India is targeting 450 GW of installed renewable energy capacity by 2030 up from about 100 GW currently.
According to the proposed rules, any consumer, including the industries, can also meet their Renewable Purchase Obligation (RPO) by purchasing green hydrogen but clarified that “the quantum of green hydrogen would be computed by considering the equivalence to the green hydrogen produced from one MWh of electricity from the renewable sources or its multiple.”

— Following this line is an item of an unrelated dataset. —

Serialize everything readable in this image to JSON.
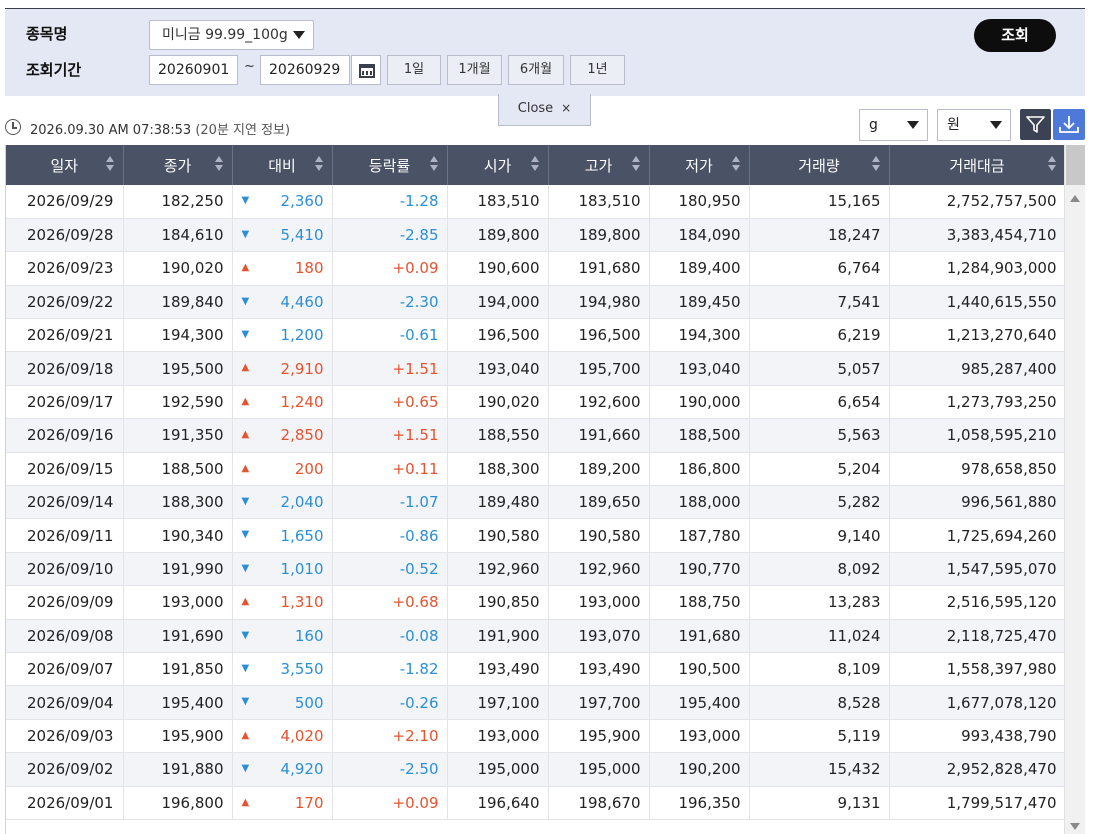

Green hydrogen - which is the hydrogen produced using electricity from renewable sources - is on the top of the Indian government’s agenda. During his speech on India’s Independence Day on August 15, Indian Prime Minister Narendra Modi mentioned “green hydrogen” as the future of the world and announced the setting up of the National Hydrogen Mission. “We have to make India a Global Hub for Green Hydrogen production and export … This will not only help India to make new progress in the field of energy self-reliance but will also become a new inspiration for clean energy transition all over the world,” PM Modi said.